Task item:
Across the whole listing, copy out every line that includes the string "Burp".

Entries supplied:
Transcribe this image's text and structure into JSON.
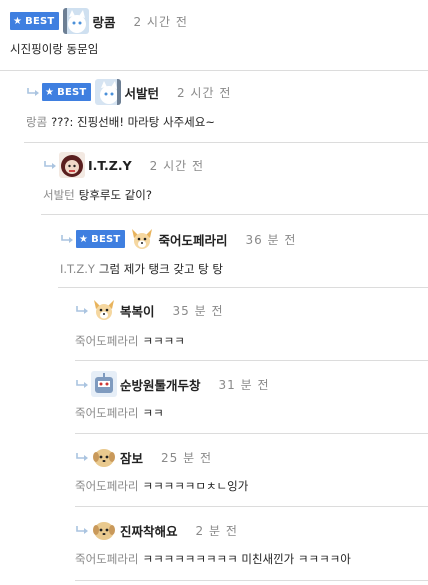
{
  "badge_label": "BEST",
  "comments": [
    {
      "nick": "랑콤",
      "time": "2 시간 전",
      "mention": "",
      "text": "시진핑이랑 동문임",
      "best": true,
      "avatar": "white-cat-avatar-icon"
    },
    {
      "nick": "서발턴",
      "time": "2 시간 전",
      "mention": "랑콤",
      "text": "???: 진핑선배! 마라탕 사주세요~",
      "best": true,
      "avatar": "white-cat-avatar-icon"
    },
    {
      "nick": "I.T.Z.Y",
      "time": "2 시간 전",
      "mention": "서발턴",
      "text": "탕후루도 같이?",
      "best": false,
      "avatar": "doll-avatar-icon"
    },
    {
      "nick": "죽어도페라리",
      "time": "36 분 전",
      "mention": "I.T.Z.Y",
      "text": "그럼 제가 탱크 갖고 탕 탕",
      "best": true,
      "avatar": "dog-avatar-icon"
    },
    {
      "nick": "복복이",
      "time": "35 분 전",
      "mention": "죽어도페라리",
      "text": "ㅋㅋㅋㅋ",
      "best": false,
      "avatar": "dog-avatar-icon"
    },
    {
      "nick": "순방원툴개두창",
      "time": "31 분 전",
      "mention": "죽어도페라리",
      "text": "ㅋㅋ",
      "best": false,
      "avatar": "robot-avatar-icon"
    },
    {
      "nick": "잠보",
      "time": "25 분 전",
      "mention": "죽어도페라리",
      "text": "ㅋㅋㅋㅋㅋㅁㅊㄴ잉가",
      "best": false,
      "avatar": "puppy-avatar-icon"
    },
    {
      "nick": "진짜착해요",
      "time": "2 분 전",
      "mention": "죽어도페라리",
      "text": "ㅋㅋㅋㅋㅋㅋㅋㅋㅋ 미친새낀가 ㅋㅋㅋㅋ아",
      "best": false,
      "avatar": "puppy-avatar-icon"
    }
  ]
}
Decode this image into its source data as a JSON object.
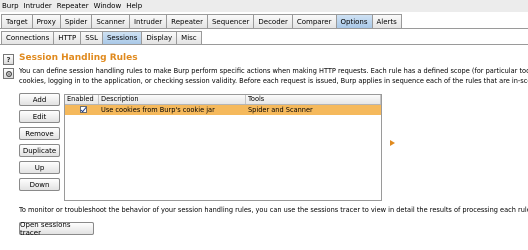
{
  "menubar": [
    "Burp",
    "Intruder",
    "Repeater",
    "Window",
    "Help"
  ],
  "main_tabs": [
    {
      "label": "Target",
      "active": false
    },
    {
      "label": "Proxy",
      "active": false
    },
    {
      "label": "Spider",
      "active": false
    },
    {
      "label": "Scanner",
      "active": false
    },
    {
      "label": "Intruder",
      "active": false
    },
    {
      "label": "Repeater",
      "active": false
    },
    {
      "label": "Sequencer",
      "active": false
    },
    {
      "label": "Decoder",
      "active": false
    },
    {
      "label": "Comparer",
      "active": false
    },
    {
      "label": "Options",
      "active": true
    },
    {
      "label": "Alerts",
      "active": false
    }
  ],
  "sub_tabs": [
    {
      "label": "Connections",
      "active": false
    },
    {
      "label": "HTTP",
      "active": false
    },
    {
      "label": "SSL",
      "active": false
    },
    {
      "label": "Sessions",
      "active": true
    },
    {
      "label": "Display",
      "active": false
    },
    {
      "label": "Misc",
      "active": false
    }
  ],
  "section": {
    "help_icon": "?",
    "title": "Session Handling Rules",
    "description_line1": "You can define session handling rules to make Burp perform specific actions when making HTTP requests. Each rule has a defined scope (for particular tools, URLs or parameters",
    "description_line2": "cookies, logging in to the application, or checking session validity. Before each request is issued, Burp applies in sequence each of the rules that are in-scope for the request."
  },
  "buttons": {
    "add": "Add",
    "edit": "Edit",
    "remove": "Remove",
    "duplicate": "Duplicate",
    "up": "Up",
    "down": "Down",
    "open_tracer": "Open sessions tracer"
  },
  "table": {
    "columns": [
      "Enabled",
      "Description",
      "Tools"
    ],
    "rows": [
      {
        "enabled": true,
        "description": "Use cookies from Burp's cookie jar",
        "tools": "Spider and Scanner"
      }
    ]
  },
  "footer_text": "To monitor or troubleshoot the behavior of your session handling rules, you can use the sessions tracer to view in detail the results of processing each rule."
}
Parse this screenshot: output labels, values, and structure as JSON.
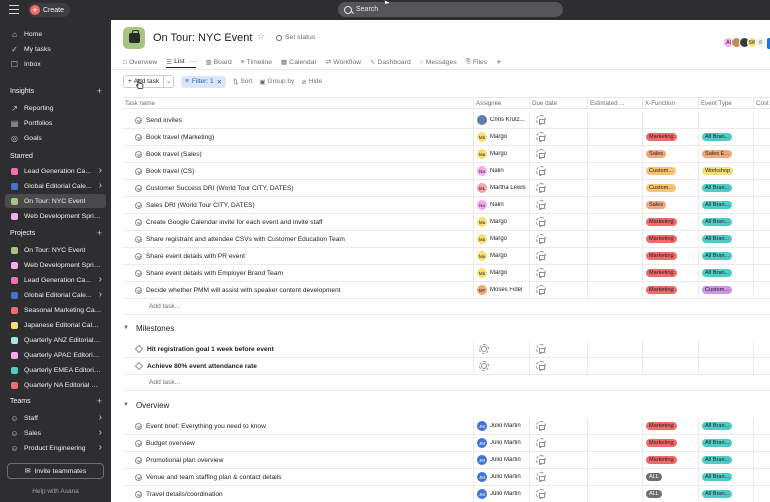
{
  "topbar": {
    "create_label": "Create",
    "search_placeholder": "Search"
  },
  "sidebar": {
    "nav": [
      {
        "label": "Home",
        "icon": "home-icon"
      },
      {
        "label": "My tasks",
        "icon": "check-circle-icon"
      },
      {
        "label": "Inbox",
        "icon": "bell-icon"
      }
    ],
    "insights_label": "Insights",
    "insights": [
      {
        "label": "Reporting",
        "icon": "trend-icon"
      },
      {
        "label": "Portfolios",
        "icon": "folder-icon"
      },
      {
        "label": "Goals",
        "icon": "person-target-icon"
      }
    ],
    "starred_label": "Starred",
    "starred": [
      {
        "label": "Lead Generation Ca...",
        "color": "#f26fb2",
        "chevron": true
      },
      {
        "label": "Global Editorial Cale...",
        "color": "#4573d2",
        "chevron": true
      },
      {
        "label": "On Tour: NYC Event",
        "color": "#a6c67e",
        "chevron": false,
        "active": true
      },
      {
        "label": "Web Development Sprint...",
        "color": "#f9aaef",
        "chevron": false
      }
    ],
    "projects_label": "Projects",
    "projects": [
      {
        "label": "On Tour: NYC Event",
        "color": "#a6c67e",
        "chevron": false
      },
      {
        "label": "Web Development Sprint...",
        "color": "#f9aaef",
        "chevron": false
      },
      {
        "label": "Lead Generation Ca...",
        "color": "#f26fb2",
        "chevron": true
      },
      {
        "label": "Global Editorial Cale...",
        "color": "#4573d2",
        "chevron": true
      },
      {
        "label": "Seasonal Marketing Cam...",
        "color": "#f06a6a",
        "chevron": false
      },
      {
        "label": "Japanese Editorial Calen...",
        "color": "#f8df72",
        "chevron": false
      },
      {
        "label": "Quarterly ANZ Editorial C...",
        "color": "#9ee7e3",
        "chevron": false
      },
      {
        "label": "Quarterly APAC Editorial ...",
        "color": "#f9aaef",
        "chevron": false
      },
      {
        "label": "Quarterly EMEA Editorial...",
        "color": "#4ecbc4",
        "chevron": false
      },
      {
        "label": "Quarterly NA Editorial Ca...",
        "color": "#f06a6a",
        "chevron": false
      }
    ],
    "teams_label": "Teams",
    "teams": [
      {
        "label": "Staff"
      },
      {
        "label": "Sales"
      },
      {
        "label": "Product Engineering"
      }
    ],
    "invite_label": "Invite teammates",
    "help_label": "Help with Asana"
  },
  "header": {
    "project_title": "On Tour: NYC Event",
    "set_status": "Set status",
    "member_count": "8",
    "members": [
      {
        "initials": "Al",
        "color": "#f9aaef"
      },
      {
        "initials": "",
        "color": "#c58b5b"
      },
      {
        "initials": "",
        "color": "#3a3a3c"
      },
      {
        "initials": "SW",
        "color": "#f8df72"
      }
    ],
    "tabs": [
      {
        "label": "Overview",
        "icon": "overview-icon"
      },
      {
        "label": "List",
        "icon": "list-icon",
        "active": true
      },
      {
        "label": "Board",
        "icon": "board-icon"
      },
      {
        "label": "Timeline",
        "icon": "timeline-icon"
      },
      {
        "label": "Calendar",
        "icon": "calendar-icon"
      },
      {
        "label": "Workflow",
        "icon": "workflow-icon"
      },
      {
        "label": "Dashboard",
        "icon": "dashboard-icon"
      },
      {
        "label": "Messages",
        "icon": "message-icon"
      },
      {
        "label": "Files",
        "icon": "file-icon"
      }
    ]
  },
  "toolbar": {
    "add_task": "Add task",
    "filter": "Filter: 1",
    "sort": "Sort",
    "group_by": "Group by",
    "hide": "Hide"
  },
  "table": {
    "columns": [
      "Task name",
      "Assignee",
      "Due date",
      "Estimated ...",
      "X-Function",
      "Event Type",
      "Cost"
    ],
    "add_task_label": "Add task...",
    "tasks": [
      {
        "name": "Send invites",
        "assignee": "Chris Krutz...",
        "initials": "",
        "av_color": "#5a7fa8",
        "xf": "",
        "xf_color": "",
        "ev": "",
        "ev_color": ""
      },
      {
        "name": "Book travel (Marketing)",
        "assignee": "Margo",
        "initials": "Ma",
        "av_color": "#f8df72",
        "xf": "Marketing",
        "xf_color": "#f06a6a",
        "ev": "All Bran...",
        "ev_color": "#4ecbc4"
      },
      {
        "name": "Book travel (Sales)",
        "assignee": "Margo",
        "initials": "Ma",
        "av_color": "#f8df72",
        "xf": "Sales",
        "xf_color": "#f1a97b",
        "ev": "Sales E...",
        "ev_color": "#f1a97b"
      },
      {
        "name": "Book travel (CS)",
        "assignee": "Nalin",
        "initials": "Na",
        "av_color": "#f9aaef",
        "xf": "Custom...",
        "xf_color": "#f8c471",
        "ev": "Workshop",
        "ev_color": "#f8df72"
      },
      {
        "name": "Customer Success DRI (World Tour CITY, DATES)",
        "assignee": "Martha Lewis",
        "initials": "ML",
        "av_color": "#f4a4a4",
        "xf": "Custom...",
        "xf_color": "#f8c471",
        "ev": "All Bran...",
        "ev_color": "#4ecbc4"
      },
      {
        "name": "Sales DRI (World Tour CITY, DATES)",
        "assignee": "Nalin",
        "initials": "Na",
        "av_color": "#f9aaef",
        "xf": "Sales",
        "xf_color": "#f1a97b",
        "ev": "All Bran...",
        "ev_color": "#4ecbc4"
      },
      {
        "name": "Create Google Calendar invite for each event and invite staff",
        "assignee": "Margo",
        "initials": "Ma",
        "av_color": "#f8df72",
        "xf": "Marketing",
        "xf_color": "#f06a6a",
        "ev": "All Bran...",
        "ev_color": "#4ecbc4"
      },
      {
        "name": "Share registrant and attendee CSVs with Customer Education Team",
        "assignee": "Margo",
        "initials": "Ma",
        "av_color": "#f8df72",
        "xf": "Marketing",
        "xf_color": "#f06a6a",
        "ev": "All Bran...",
        "ev_color": "#4ecbc4"
      },
      {
        "name": "Share event details with PR event",
        "assignee": "Margo",
        "initials": "Ma",
        "av_color": "#f8df72",
        "xf": "Marketing",
        "xf_color": "#f06a6a",
        "ev": "All Bran...",
        "ev_color": "#4ecbc4"
      },
      {
        "name": "Share event details with Employer Brand Team",
        "assignee": "Margo",
        "initials": "Ma",
        "av_color": "#f8df72",
        "xf": "Marketing",
        "xf_color": "#f06a6a",
        "ev": "All Bran...",
        "ev_color": "#4ecbc4"
      },
      {
        "name": "Decide whether PMM will assist with speaker content development",
        "assignee": "Moses Fidel",
        "initials": "MF",
        "av_color": "#f1a97b",
        "xf": "Marketing",
        "xf_color": "#f06a6a",
        "ev": "Custom...",
        "ev_color": "#cd95ea"
      }
    ],
    "milestones_title": "Milestones",
    "milestones": [
      {
        "name": "Hit registration goal 1 week before event"
      },
      {
        "name": "Achieve 80% event attendance rate"
      }
    ],
    "overview_title": "Overview",
    "overview": [
      {
        "name": "Event brief: Everything you need to know",
        "assignee": "Julio Martin",
        "initials": "JM",
        "av_color": "#4573d2",
        "xf": "Marketing",
        "xf_color": "#f06a6a",
        "ev": "All Bran...",
        "ev_color": "#4ecbc4"
      },
      {
        "name": "Budget overview",
        "assignee": "Julio Martin",
        "initials": "JM",
        "av_color": "#4573d2",
        "xf": "Marketing",
        "xf_color": "#f06a6a",
        "ev": "All Bran...",
        "ev_color": "#4ecbc4"
      },
      {
        "name": "Promotional plan overview",
        "assignee": "Julio Martin",
        "initials": "JM",
        "av_color": "#4573d2",
        "xf": "Marketing",
        "xf_color": "#f06a6a",
        "ev": "All Bran...",
        "ev_color": "#4ecbc4"
      },
      {
        "name": "Venue and team staffing plan & contact details",
        "assignee": "Julio Martin",
        "initials": "JM",
        "av_color": "#4573d2",
        "xf": "ALL",
        "xf_color": "#6d6e6f",
        "ev": "All Bran...",
        "ev_color": "#4ecbc4"
      },
      {
        "name": "Travel details/coordination",
        "assignee": "Julio Martin",
        "initials": "JM",
        "av_color": "#4573d2",
        "xf": "ALL",
        "xf_color": "#6d6e6f",
        "ev": "All Bran...",
        "ev_color": "#4ecbc4"
      }
    ]
  }
}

Solution:
    "Burp",
    "description_line1": "You can define session handling rules to make Burp perform specific actions when making HTTP requests. Each rule has a defined scope (for particular tools, URLs or parameters",
    "description_line2": "cookies, logging in to the application, or checking session validity. Before each request is issued, Burp applies in sequence each of the rules that are in-scope for the request."
        "description": "Use cookies from Burp's cookie jar",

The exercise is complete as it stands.